Row looms over HSE outsource plan for Mount Carmel

Siptu warns Haddington Road deal breached and industrial action cannot be ruled out

Mount Carmel Hospital in Dublin’s Churchtown was bought by the HSE to provide 65 extra short-stay beds.  Photograph: Aidan Crawley

Mount Carmel Hospital in Dublin’s Churchtown was bought by the HSE to provide 65 extra short-stay beds. Photograph: Aidan Crawley

 

A major industrial relations row is looming over plans by HSE management to outsource the operation of a new State-owned facility providing community and step-down beds on the site of the former Mount Carmel private hospital in south Dublin.

The HSE said the new community facility – which forms a key element of its strategy for dealing with delayed discharges from acute hospitals – would be run on a contract basis by a private operator.

Siptu will “confront this decision” and said industrial action could not be ruled out.

The HSE bought the hospital in Churchtown last year for a reported €11 million. It said it intended to convert it to provide 65 short-stay beds which would be opening on a phased basis in April.

It said: “A service provider will be contracted to provide this service on behalf of the HSE. This process is currently under way and a decision on awarding of the contract will be taken shortly.”

Third-party provider

Paul Bell

Mr Bell said it was a “clear and unambiguous breach” of the Haddington Road agreement and said the HSE had not consulted the union.

“We intend to confront this decision and industrial action is not ruled out. I have already put the HSE on notice last week in a formal letter to Corporate Employee Relations of our members’ deep concern in this regard.”

He said the issue would be discussed at a meeting of the health service oversight body for the Haddington Road agreement on Friday. Mr Bell also referred to the “zealousness of certain interests” to outsource as many members’ jobs as possible. He said the attitude was not acceptable after the Government confirmed the staff recruitment embargo has been lifted.

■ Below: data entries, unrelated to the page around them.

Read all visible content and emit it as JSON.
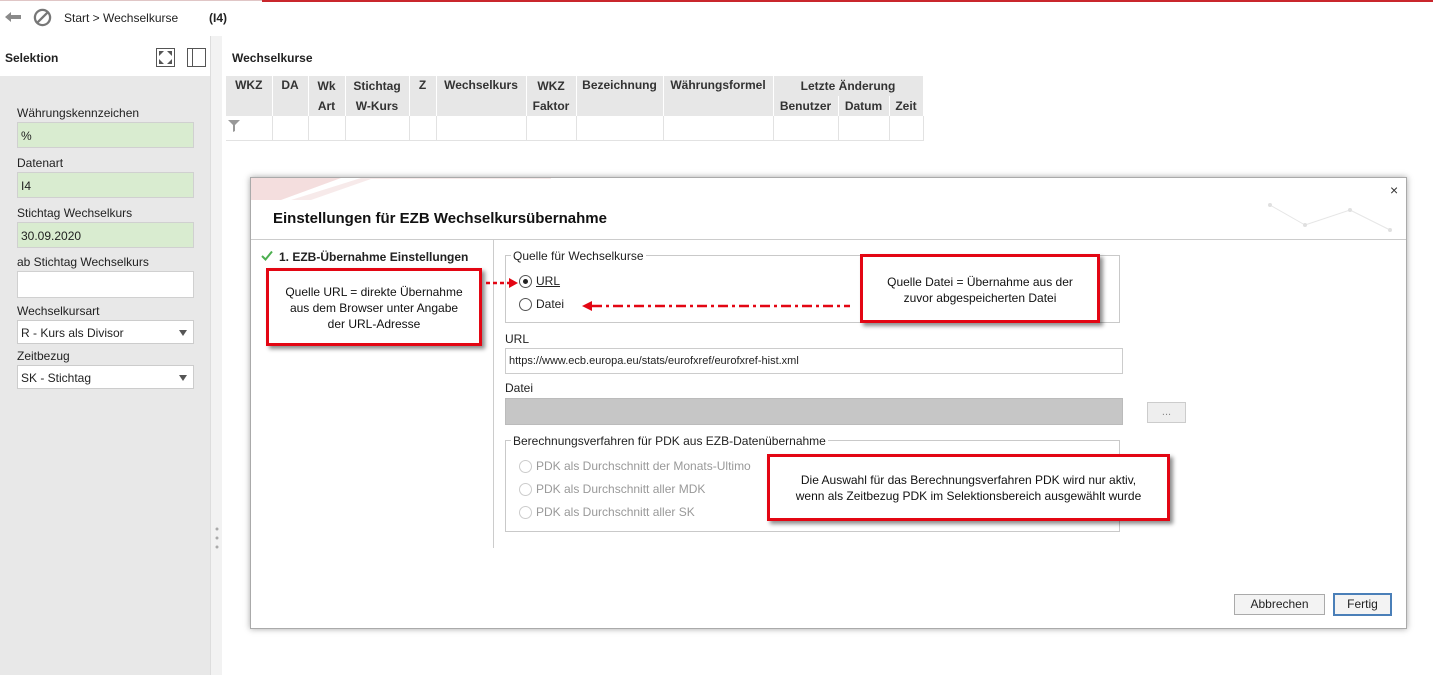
{
  "topbar": {
    "breadcrumb": "Start > Wechselkurse",
    "code": "(I4)",
    "back_icon": "back-arrow-icon",
    "cancel_icon": "ban-icon"
  },
  "left": {
    "title": "Selektion",
    "fields": {
      "waehrung_label": "Währungskennzeichen",
      "waehrung_value": "%",
      "datenart_label": "Datenart",
      "datenart_value": "I4",
      "stichtag_label": "Stichtag Wechselkurs",
      "stichtag_value": "30.09.2020",
      "ab_stichtag_label": "ab Stichtag Wechselkurs",
      "ab_stichtag_value": "",
      "kursart_label": "Wechselkursart",
      "kursart_value": "R -  Kurs als Divisor",
      "zeitbezug_label": "Zeitbezug",
      "zeitbezug_value": "SK -  Stichtag"
    }
  },
  "main": {
    "title": "Wechselkurse",
    "columns": {
      "wkz": "WKZ",
      "da": "DA",
      "wk_art_1": "Wk",
      "wk_art_2": "Art",
      "stichtag_1": "Stichtag",
      "stichtag_2": "W-Kurs",
      "z": "Z",
      "wechselkurs": "Wechselkurs",
      "wkz_faktor_1": "WKZ",
      "wkz_faktor_2": "Faktor",
      "bezeichnung": "Bezeichnung",
      "formel": "Währungsformel",
      "letzte": "Letzte Änderung",
      "benutzer": "Benutzer",
      "datum": "Datum",
      "zeit": "Zeit"
    }
  },
  "dialog": {
    "title": "Einstellungen für EZB Wechselkursübernahme",
    "close": "×",
    "step": "1. EZB-Übernahme Einstellungen",
    "quelle_legend": "Quelle für Wechselkurse",
    "radio_url": "URL",
    "radio_datei": "Datei",
    "url_label": "URL",
    "url_value": "https://www.ecb.europa.eu/stats/eurofxref/eurofxref-hist.xml",
    "datei_label": "Datei",
    "browse": "...",
    "berechnung_legend": "Berechnungsverfahren für PDK aus EZB-Datenübernahme",
    "opt1": "PDK als Durchschnitt der Monats-Ultimo",
    "opt2": "PDK als Durchschnitt aller MDK",
    "opt3": "PDK als Durchschnitt aller SK",
    "cancel": "Abbrechen",
    "finish": "Fertig"
  },
  "annotations": {
    "url_note_1": "Quelle URL = direkte Übernahme",
    "url_note_2": "aus dem Browser unter Angabe",
    "url_note_3": "der URL-Adresse",
    "datei_note_1": "Quelle Datei = Übernahme aus der",
    "datei_note_2": "zuvor abgespeicherten Datei",
    "pdk_note_1": "Die Auswahl für das Berechnungsverfahren PDK wird nur aktiv,",
    "pdk_note_2": "wenn als Zeitbezug PDK im Selektionsbereich ausgewählt wurde"
  },
  "colors": {
    "accent_red": "#c9262c",
    "callout_red": "#e30613",
    "field_green": "#d9ecd0",
    "primary_button": "#4a7fb8"
  }
}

The Irish Times understands that late last year the HSE came under pressure from the Department of Health to draw up a plan for external delivery of services.

In a letter dated November 14th, the secretary general of the Department of Health Jim Breslin told HSE director general Tony O’Brien that the Government was committed to developing a plan for external delivery of services in the public sector. He said up to that point no overarching plan for the health service was produced.

“This puts us behind us behind other sectors in terms of progress, and the Reform Delivery Board for the public sector, chaired by the Department of Public Expenditure and Reform, has raised continuing concerns in this regard.”

Mr Breslin urged Mr O’Brien to expedite all necessary steps to conclude an external delivery plan for the health service as soon as possible.

“My sense is that a short, focused, initial plan which identifies the main candidate areas for external delivery, summarises progress to date and maps out the future work to be done to further consider areas/and or implement specific projects would meet the requirements which are urgent at this stage.”